• [TASK BRIEF] Leave the pictures out and return every line below exactly.

┌─ EXERCISE DATA

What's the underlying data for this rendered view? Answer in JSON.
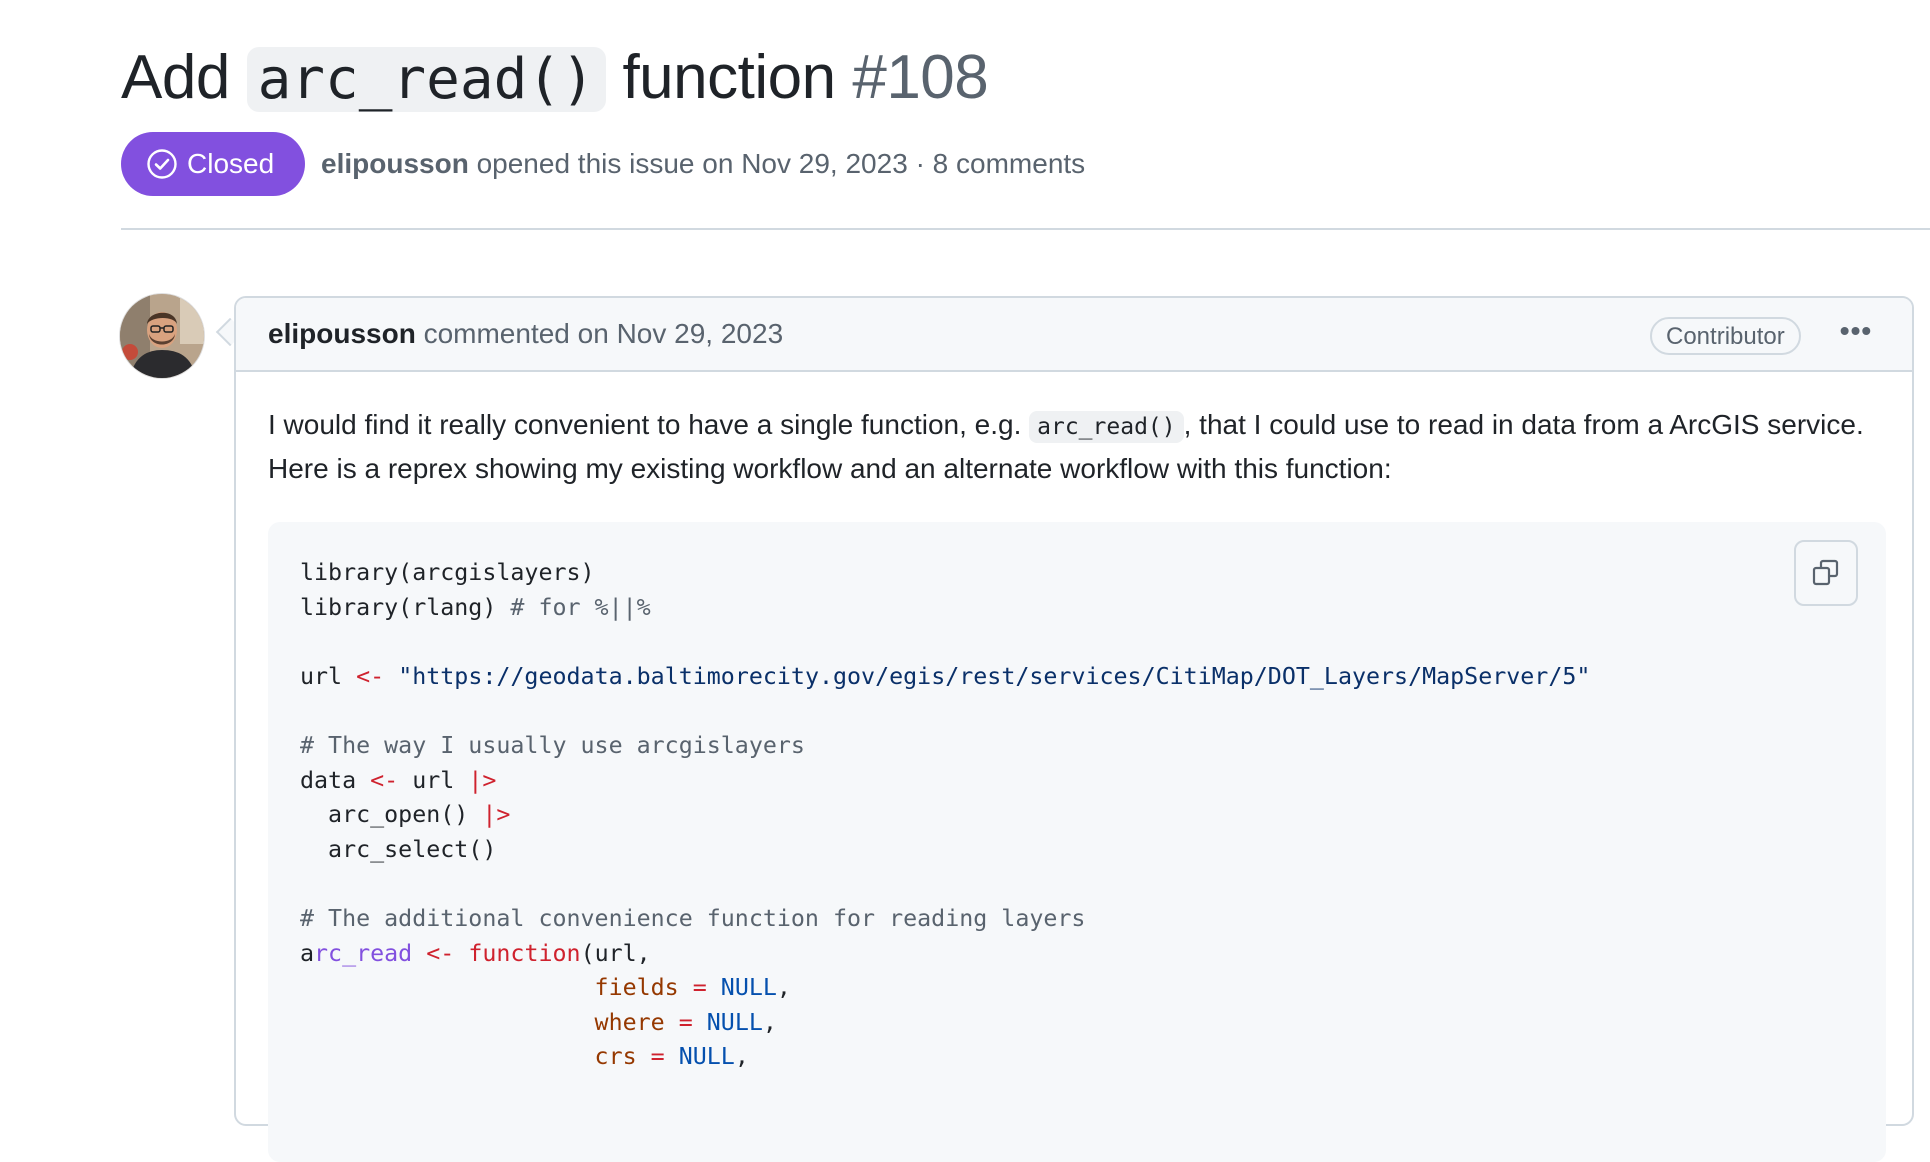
{
  "issue": {
    "title_prefix": "Add",
    "title_code": "arc_read()",
    "title_suffix": "function",
    "number": "#108",
    "state": "Closed",
    "author": "elipousson",
    "opened_text": "opened this issue on Nov 29, 2023",
    "separator": "·",
    "comments": "8 comments"
  },
  "comment": {
    "author": "elipousson",
    "action": "commented on Nov 29, 2023",
    "badge": "Contributor",
    "more": "•••",
    "text_before": "I would find it really convenient to have a single function, e.g.",
    "inline_code": "arc_read()",
    "text_after": ", that I could use to read in data from a ArcGIS service. Here is a reprex showing my existing workflow and an alternate workflow with this function:",
    "code_lines": [
      "library(arcgislayers)",
      "library(rlang) # for %||%",
      "",
      "url <- \"https://geodata.baltimorecity.gov/egis/rest/services/CitiMap/DOT_Layers/MapServer/5\"",
      "",
      "# The way I usually use arcgislayers",
      "data <- url |>",
      "  arc_open() |>",
      "  arc_select()",
      "",
      "# The additional convenience function for reading layers",
      "arc_read <- function(url,",
      "                     fields = NULL,",
      "                     where = NULL,",
      "                     crs = NULL,"
    ]
  },
  "colors": {
    "closed_badge": "#8250df",
    "border": "#d1d9e0",
    "muted_text": "#59636e",
    "code_bg": "#f6f8fa"
  },
  "icons": [
    "check-circle-icon",
    "copy-icon",
    "kebab-horizontal-icon"
  ]
}
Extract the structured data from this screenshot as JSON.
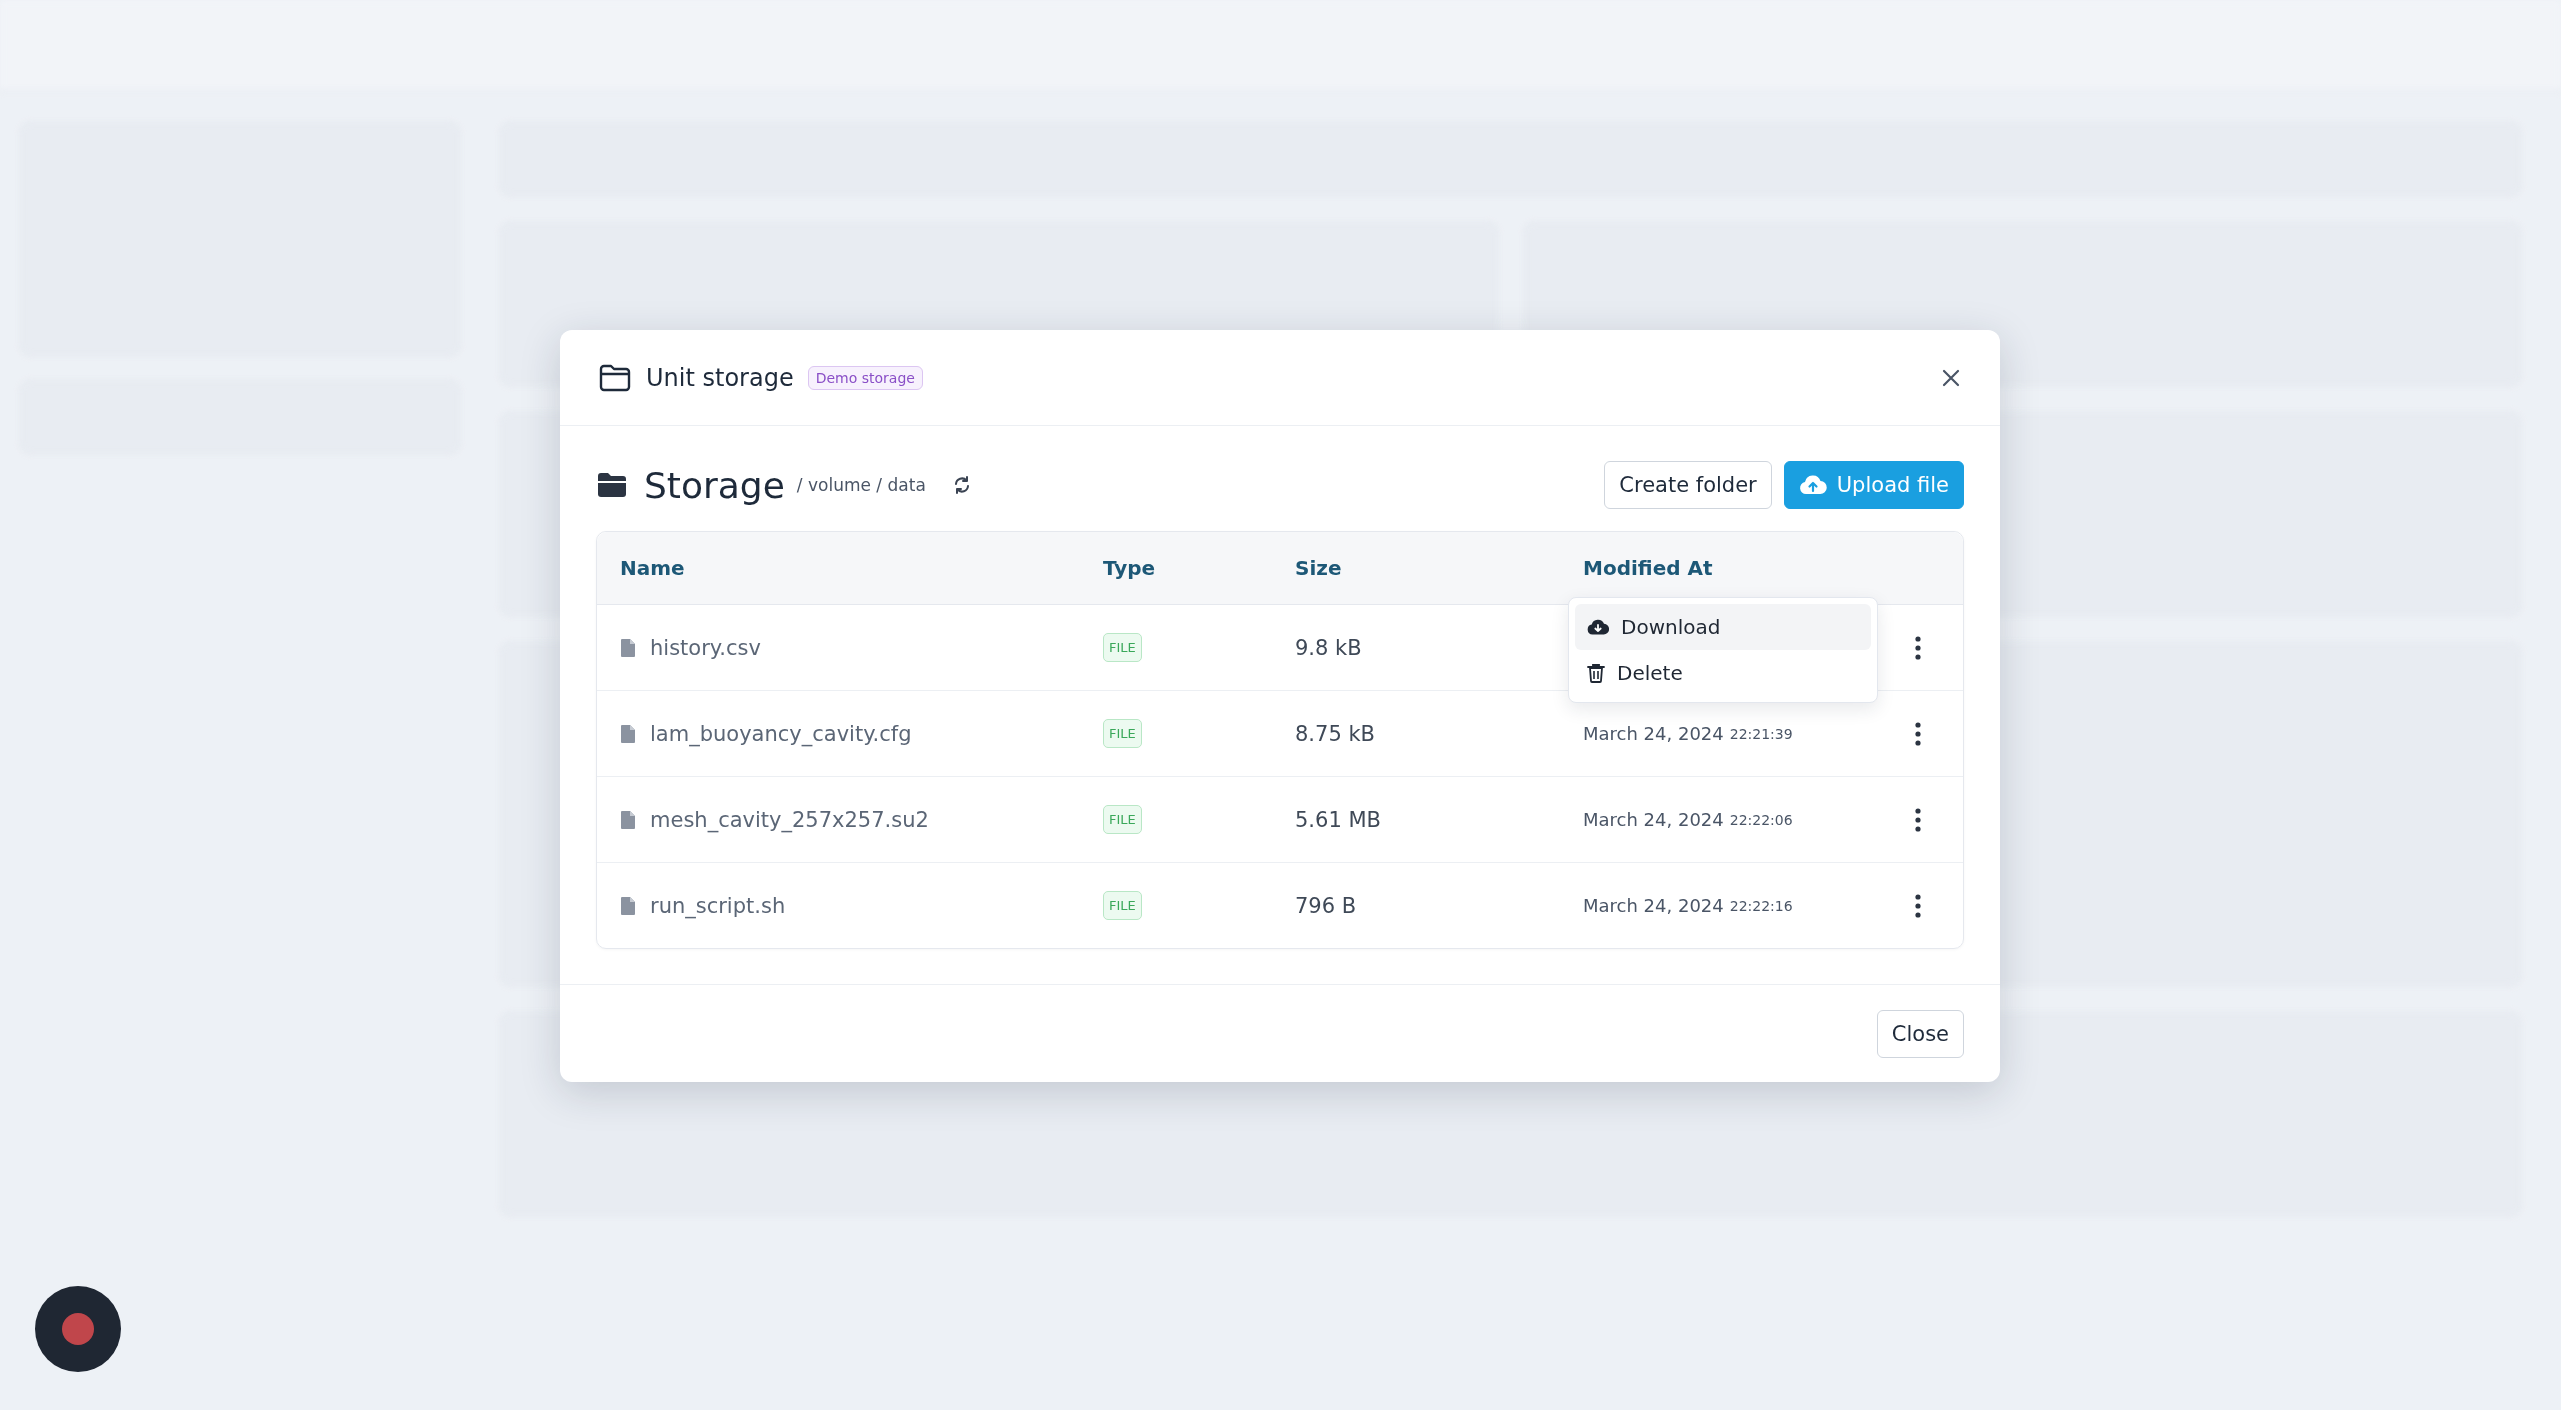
{
  "dialog": {
    "title": "Unit storage",
    "badge": "Demo storage",
    "close_label": "Close"
  },
  "storage": {
    "title": "Storage",
    "path": "/ volume / data"
  },
  "actions": [
    {
      "label": "Create folder",
      "kind": "secondary"
    },
    {
      "label": "Upload file",
      "kind": "primary"
    }
  ],
  "table": {
    "columns": [
      "Name",
      "Type",
      "Size",
      "Modified At"
    ],
    "rows": [
      {
        "name": "history.csv",
        "type": "FILE",
        "size": "9.8 kB",
        "menu": [
          {
            "label": "Download",
            "kind": "download",
            "highlighted": true
          },
          {
            "label": "Delete",
            "kind": "delete",
            "highlighted": false
          }
        ]
      },
      {
        "name": "lam_buoyancy_cavity.cfg",
        "type": "FILE",
        "size": "8.75 kB",
        "modified_date": "March 24, 2024",
        "modified_time": "22:21:39"
      },
      {
        "name": "mesh_cavity_257x257.su2",
        "type": "FILE",
        "size": "5.61 MB",
        "modified_date": "March 24, 2024",
        "modified_time": "22:22:06"
      },
      {
        "name": "run_script.sh",
        "type": "FILE",
        "size": "796 B",
        "modified_date": "March 24, 2024",
        "modified_time": "22:22:16"
      }
    ]
  }
}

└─

• [FINISHED TASK]
What's the underlying data for this rendered view? Answer in JSON.
{
  "issue": {
    "title_prefix": "Add",
    "title_code": "arc_read()",
    "title_suffix": "function",
    "number": "#108",
    "state": "Closed",
    "author": "elipousson",
    "opened_text": "opened this issue on Nov 29, 2023",
    "separator": "·",
    "comments": "8 comments"
  },
  "comment": {
    "author": "elipousson",
    "action": "commented on Nov 29, 2023",
    "badge": "Contributor",
    "more": "•••",
    "text_before": "I would find it really convenient to have a single function, e.g.",
    "inline_code": "arc_read()",
    "text_after": ", that I could use to read in data from a ArcGIS service. Here is a reprex showing my existing workflow and an alternate workflow with this function:",
    "code_lines": [
      "library(arcgislayers)",
      "library(rlang) # for %||%",
      "",
      "url <- \"https://geodata.baltimorecity.gov/egis/rest/services/CitiMap/DOT_Layers/MapServer/5\"",
      "",
      "# The way I usually use arcgislayers",
      "data <- url |>",
      "  arc_open() |>",
      "  arc_select()",
      "",
      "# The additional convenience function for reading layers",
      "arc_read <- function(url,",
      "                     fields = NULL,",
      "                     where = NULL,",
      "                     crs = NULL,"
    ]
  },
  "colors": {
    "closed_badge": "#8250df",
    "border": "#d1d9e0",
    "muted_text": "#59636e",
    "code_bg": "#f6f8fa"
  },
  "icons": [
    "check-circle-icon",
    "copy-icon",
    "kebab-horizontal-icon"
  ]
}
Extract the structured data from this screenshot as JSON.
{
  "dialog": {
    "title": "Unit storage",
    "badge": "Demo storage",
    "close_label": "Close"
  },
  "storage": {
    "title": "Storage",
    "path": "/ volume / data"
  },
  "actions": [
    {
      "label": "Create folder",
      "kind": "secondary"
    },
    {
      "label": "Upload file",
      "kind": "primary"
    }
  ],
  "table": {
    "columns": [
      "Name",
      "Type",
      "Size",
      "Modified At"
    ],
    "rows": [
      {
        "name": "history.csv",
        "type": "FILE",
        "size": "9.8 kB",
        "menu": [
          {
            "label": "Download",
            "kind": "download",
            "highlighted": true
          },
          {
            "label": "Delete",
            "kind": "delete",
            "highlighted": false
          }
        ]
      },
      {
        "name": "lam_buoyancy_cavity.cfg",
        "type": "FILE",
        "size": "8.75 kB",
        "modified_date": "March 24, 2024",
        "modified_time": "22:21:39"
      },
      {
        "name": "mesh_cavity_257x257.su2",
        "type": "FILE",
        "size": "5.61 MB",
        "modified_date": "March 24, 2024",
        "modified_time": "22:22:06"
      },
      {
        "name": "run_script.sh",
        "type": "FILE",
        "size": "796 B",
        "modified_date": "March 24, 2024",
        "modified_time": "22:22:16"
      }
    ]
  }
}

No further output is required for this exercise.